Accept your mistakes:
I was discussing guitar with a former coworker who played while he was in college but had stopped playing when he moved into the real world of jobs, student loan repayment, independent living – the adult things into which we fall at some point in life. No time to practice, fewer friends with whom to play. “But why did you stop?” I asked.
“I used to be able to play songs without missing a note. Now I make mistakes.” I guess this is an extension of setting expectations, but it is also a statement about self-forgiveness. When CeeBee and I saw Bruce Springsteen and the E Street Band a few years ago there was a moment during the show when the band had a miscommunication at a song bridge. Bruce made some comment about the band messing up and they picked up then continued the song. After the song ended Steve Van Zandt whispered something and Springsteen broke into a big smile. Stepping to the mic, he said “So Little Stevie just told me that I was the one who was off.”
He laughed. “You just heard The Boss (expletive deleted) up!” So if The Boss can make light and move on, then BK can do the same.
Make the music your own:
I cannot play exactly what Little Feat plays on “Willin’” nor what Blind Faith played on “Can’t Find My Way Home” but it does not stop me from adapting the song to my skill level. I jokingly say that I reserve the right to correct oversights in the original songwriter’s version. You may be surprised at how well your interpretation works for you. Probably one of the biggest kicks I get from playing with friends and family is when the version of a song that comes out of the jam session elicits enthusiasm and comments. I remember one jam session version of “Hotel California” done with a reggae syncopated rhythm and with Guitar Jack absolutely wailing on the guitar. When it was over, we looked at each other with an almost “Was that us?” look on our faces. Okay, maybe The Eagles have nothing about which to worry, but we really stuck it that afternoon.
There are other things. Play with family and/or friends if you can. Set the goal as fun, not perfection. Kids are especially good at this. The next time you have a family gathering you may be surprised at how enthusiastic the little ones can be.
I have been very lucky. I came from a family in which music was a normal part of life. Then I married into a family with a similar love of music. And so many of our friends enjoy playing, singing and listening that pulling out a guitar usually leads to others joining in.
How to make this about writing? Let’s try this.
Set your level of expectation:
If you write as an outlet for your inner artist, take satisfaction from meeting your milestones. You completed a short story and are happy with the results so you deserve a reward.
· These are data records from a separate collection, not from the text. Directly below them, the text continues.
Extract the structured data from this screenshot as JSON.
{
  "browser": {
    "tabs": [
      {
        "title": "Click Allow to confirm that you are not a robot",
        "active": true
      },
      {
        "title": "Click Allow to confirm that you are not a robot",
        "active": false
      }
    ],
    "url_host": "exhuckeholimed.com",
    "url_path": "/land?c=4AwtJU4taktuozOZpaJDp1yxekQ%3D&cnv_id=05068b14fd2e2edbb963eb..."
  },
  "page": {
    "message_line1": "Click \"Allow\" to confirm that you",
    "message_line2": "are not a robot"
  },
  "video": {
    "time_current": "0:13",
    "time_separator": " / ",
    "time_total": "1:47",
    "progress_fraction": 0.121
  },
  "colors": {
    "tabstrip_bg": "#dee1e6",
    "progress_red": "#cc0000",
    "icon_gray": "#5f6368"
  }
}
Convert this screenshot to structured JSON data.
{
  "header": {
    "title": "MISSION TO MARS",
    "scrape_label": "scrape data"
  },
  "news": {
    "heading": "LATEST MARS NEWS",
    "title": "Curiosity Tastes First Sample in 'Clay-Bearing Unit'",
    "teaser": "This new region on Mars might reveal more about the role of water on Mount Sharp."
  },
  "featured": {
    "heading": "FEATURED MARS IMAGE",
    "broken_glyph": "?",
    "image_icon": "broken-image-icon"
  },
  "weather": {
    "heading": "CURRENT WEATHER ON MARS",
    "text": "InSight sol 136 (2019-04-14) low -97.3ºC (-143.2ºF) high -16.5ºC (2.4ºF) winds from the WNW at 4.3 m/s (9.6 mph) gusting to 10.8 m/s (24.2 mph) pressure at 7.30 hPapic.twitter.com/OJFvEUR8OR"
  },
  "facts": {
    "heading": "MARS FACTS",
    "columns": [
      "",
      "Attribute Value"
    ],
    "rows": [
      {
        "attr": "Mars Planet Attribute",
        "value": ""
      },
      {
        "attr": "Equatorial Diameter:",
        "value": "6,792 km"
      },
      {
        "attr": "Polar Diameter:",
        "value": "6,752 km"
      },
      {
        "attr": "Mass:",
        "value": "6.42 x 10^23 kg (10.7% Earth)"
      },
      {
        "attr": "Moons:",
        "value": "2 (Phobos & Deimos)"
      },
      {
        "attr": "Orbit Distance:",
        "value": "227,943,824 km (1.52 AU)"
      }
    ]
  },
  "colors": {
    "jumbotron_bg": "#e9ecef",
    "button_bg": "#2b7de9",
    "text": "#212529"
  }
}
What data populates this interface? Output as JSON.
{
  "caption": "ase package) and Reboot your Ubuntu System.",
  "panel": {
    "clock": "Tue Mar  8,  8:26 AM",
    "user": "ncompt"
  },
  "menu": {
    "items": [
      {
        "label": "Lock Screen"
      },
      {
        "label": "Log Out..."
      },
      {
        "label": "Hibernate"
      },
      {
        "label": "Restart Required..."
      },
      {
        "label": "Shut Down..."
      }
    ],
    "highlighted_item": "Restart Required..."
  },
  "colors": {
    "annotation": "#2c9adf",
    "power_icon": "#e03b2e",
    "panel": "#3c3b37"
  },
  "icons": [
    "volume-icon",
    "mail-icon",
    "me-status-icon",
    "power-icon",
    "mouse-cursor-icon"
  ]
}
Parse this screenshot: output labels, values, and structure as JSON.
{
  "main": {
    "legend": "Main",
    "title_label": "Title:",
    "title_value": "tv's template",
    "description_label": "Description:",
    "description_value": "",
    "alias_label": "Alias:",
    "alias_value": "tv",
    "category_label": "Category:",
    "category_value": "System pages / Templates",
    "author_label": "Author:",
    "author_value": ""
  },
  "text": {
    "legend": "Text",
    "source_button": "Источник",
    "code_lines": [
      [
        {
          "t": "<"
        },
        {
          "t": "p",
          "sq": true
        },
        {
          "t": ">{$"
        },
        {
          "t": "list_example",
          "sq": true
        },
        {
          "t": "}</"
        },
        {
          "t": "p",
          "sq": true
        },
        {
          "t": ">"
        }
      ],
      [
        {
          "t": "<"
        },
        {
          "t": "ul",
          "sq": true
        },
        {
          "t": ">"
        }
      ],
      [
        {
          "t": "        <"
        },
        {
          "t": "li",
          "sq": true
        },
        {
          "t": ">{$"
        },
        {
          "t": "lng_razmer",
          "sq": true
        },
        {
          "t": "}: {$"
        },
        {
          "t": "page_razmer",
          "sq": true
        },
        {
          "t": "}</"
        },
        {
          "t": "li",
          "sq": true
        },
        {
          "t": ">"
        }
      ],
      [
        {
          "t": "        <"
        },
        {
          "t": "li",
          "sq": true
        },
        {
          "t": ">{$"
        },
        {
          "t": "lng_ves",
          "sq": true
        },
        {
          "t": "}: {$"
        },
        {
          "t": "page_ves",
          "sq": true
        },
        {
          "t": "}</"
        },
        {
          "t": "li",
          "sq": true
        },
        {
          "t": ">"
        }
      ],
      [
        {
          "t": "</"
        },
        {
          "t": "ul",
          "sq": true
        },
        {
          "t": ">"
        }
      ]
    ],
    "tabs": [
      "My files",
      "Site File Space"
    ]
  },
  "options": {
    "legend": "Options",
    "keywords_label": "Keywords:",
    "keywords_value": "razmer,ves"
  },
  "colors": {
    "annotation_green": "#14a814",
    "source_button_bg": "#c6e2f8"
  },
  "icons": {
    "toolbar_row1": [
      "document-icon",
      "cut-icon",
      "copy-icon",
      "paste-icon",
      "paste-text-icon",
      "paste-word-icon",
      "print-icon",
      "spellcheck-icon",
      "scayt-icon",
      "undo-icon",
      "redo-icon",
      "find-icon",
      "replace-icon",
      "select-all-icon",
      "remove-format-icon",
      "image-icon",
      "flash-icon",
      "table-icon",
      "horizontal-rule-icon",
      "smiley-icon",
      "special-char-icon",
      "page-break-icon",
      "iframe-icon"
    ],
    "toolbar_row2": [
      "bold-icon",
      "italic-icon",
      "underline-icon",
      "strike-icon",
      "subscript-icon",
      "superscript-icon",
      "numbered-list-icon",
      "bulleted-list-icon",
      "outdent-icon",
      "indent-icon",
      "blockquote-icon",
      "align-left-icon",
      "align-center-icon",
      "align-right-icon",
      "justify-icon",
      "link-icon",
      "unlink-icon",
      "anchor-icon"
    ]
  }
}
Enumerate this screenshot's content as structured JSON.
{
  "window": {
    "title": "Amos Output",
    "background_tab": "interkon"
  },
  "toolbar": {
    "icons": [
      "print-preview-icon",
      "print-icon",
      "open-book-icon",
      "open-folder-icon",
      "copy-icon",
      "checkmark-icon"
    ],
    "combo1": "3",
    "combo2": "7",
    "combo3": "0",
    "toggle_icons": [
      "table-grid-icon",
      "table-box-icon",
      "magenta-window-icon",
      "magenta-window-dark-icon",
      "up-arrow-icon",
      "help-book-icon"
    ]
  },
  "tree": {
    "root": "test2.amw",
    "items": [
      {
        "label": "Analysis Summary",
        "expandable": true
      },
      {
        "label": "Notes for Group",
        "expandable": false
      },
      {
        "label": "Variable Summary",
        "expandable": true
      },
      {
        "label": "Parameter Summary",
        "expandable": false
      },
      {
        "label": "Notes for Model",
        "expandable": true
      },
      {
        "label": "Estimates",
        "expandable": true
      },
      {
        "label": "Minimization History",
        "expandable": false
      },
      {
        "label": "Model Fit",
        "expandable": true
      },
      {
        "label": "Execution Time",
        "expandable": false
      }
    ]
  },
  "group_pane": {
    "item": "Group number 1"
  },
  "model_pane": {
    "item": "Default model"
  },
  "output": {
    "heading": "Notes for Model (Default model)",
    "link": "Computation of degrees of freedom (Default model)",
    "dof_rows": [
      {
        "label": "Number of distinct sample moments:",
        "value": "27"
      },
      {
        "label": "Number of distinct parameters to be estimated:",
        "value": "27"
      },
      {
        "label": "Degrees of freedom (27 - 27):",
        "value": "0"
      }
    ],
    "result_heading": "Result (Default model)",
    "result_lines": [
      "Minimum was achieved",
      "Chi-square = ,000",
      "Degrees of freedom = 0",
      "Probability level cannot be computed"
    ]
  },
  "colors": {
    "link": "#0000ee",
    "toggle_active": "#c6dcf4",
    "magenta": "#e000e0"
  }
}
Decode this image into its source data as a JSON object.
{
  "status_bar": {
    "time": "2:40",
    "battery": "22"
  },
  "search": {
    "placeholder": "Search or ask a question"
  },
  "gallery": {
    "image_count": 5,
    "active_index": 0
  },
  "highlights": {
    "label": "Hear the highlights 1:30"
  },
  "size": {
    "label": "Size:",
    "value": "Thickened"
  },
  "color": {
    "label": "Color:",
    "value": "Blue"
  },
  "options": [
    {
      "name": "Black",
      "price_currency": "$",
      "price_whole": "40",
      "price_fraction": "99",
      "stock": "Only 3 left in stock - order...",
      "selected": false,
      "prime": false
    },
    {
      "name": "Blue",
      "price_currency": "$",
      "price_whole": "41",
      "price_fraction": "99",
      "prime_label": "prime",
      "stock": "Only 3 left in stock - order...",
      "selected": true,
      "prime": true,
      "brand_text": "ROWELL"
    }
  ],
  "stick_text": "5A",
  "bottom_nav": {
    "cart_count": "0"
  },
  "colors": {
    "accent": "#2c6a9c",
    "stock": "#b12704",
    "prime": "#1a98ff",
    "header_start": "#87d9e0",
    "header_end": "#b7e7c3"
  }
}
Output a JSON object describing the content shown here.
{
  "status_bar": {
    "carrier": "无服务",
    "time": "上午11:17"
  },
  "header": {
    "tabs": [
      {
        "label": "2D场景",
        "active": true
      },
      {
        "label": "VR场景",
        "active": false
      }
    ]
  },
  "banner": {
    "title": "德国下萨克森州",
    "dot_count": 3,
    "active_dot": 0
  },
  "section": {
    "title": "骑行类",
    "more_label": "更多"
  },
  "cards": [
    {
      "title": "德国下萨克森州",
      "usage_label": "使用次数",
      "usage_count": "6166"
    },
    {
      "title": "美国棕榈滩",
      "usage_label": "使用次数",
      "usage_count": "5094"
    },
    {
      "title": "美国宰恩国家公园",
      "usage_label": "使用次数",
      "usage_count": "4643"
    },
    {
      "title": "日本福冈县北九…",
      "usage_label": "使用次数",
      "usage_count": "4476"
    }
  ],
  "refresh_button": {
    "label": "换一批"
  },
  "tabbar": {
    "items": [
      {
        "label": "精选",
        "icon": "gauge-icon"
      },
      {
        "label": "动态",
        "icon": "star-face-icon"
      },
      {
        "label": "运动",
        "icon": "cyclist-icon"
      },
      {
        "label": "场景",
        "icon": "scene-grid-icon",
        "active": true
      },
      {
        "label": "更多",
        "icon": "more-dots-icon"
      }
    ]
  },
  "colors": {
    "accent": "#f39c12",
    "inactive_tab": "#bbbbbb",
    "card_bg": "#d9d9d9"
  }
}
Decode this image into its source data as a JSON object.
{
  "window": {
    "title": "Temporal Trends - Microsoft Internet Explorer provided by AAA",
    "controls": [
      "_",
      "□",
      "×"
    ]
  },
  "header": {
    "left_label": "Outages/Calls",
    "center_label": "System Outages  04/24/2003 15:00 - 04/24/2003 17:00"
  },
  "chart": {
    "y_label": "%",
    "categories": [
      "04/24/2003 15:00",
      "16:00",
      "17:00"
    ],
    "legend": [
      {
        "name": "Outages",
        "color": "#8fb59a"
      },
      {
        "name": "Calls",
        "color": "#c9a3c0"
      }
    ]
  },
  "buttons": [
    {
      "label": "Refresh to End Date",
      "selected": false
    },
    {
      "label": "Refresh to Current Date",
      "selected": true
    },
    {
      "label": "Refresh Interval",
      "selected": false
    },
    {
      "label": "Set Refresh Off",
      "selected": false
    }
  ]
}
If your goal is to be published, you probably need help from someone for whom writing is his craft rather than from a back porch guitarist.
Accept change in your choices:
I modified “Accept your mistakes” here because, in writing, you make character choices, plot choices, and dialogue choices that, after self-editing, friends’ suggestions and group critiques, you decide to change. The changes are not mistakes but the natural result of refinement during the authoring process. Writing a story or play is a living activity. The story will evolve as you proceed. That the first draft requires changes does not invalidate your effort.
BK didn’t include a writing section on making the work your own (the way he said to make the music your own), so this is CB, adding on to what he wrote:
Make the story your own:
We’ve all heard the old saying that there are no new plots. Depending on who you believe, there only three, or seven, or thirty-three plots…or some other number I’ve forgotten or haven’t come across yet.
However: we all still like stories that utilize old plots or somewhat familiar characters. An individual writer can help a story say something it never seemed to say before. That’s what keeps us looking for new novels, short stories, movies, and TV shows.
So, whether you’re a writer, a musician, a knitter, or an enjoyer (um, is that a word?) of some other avocation/vocation, keep at it for as long as it brings you joy. That is all.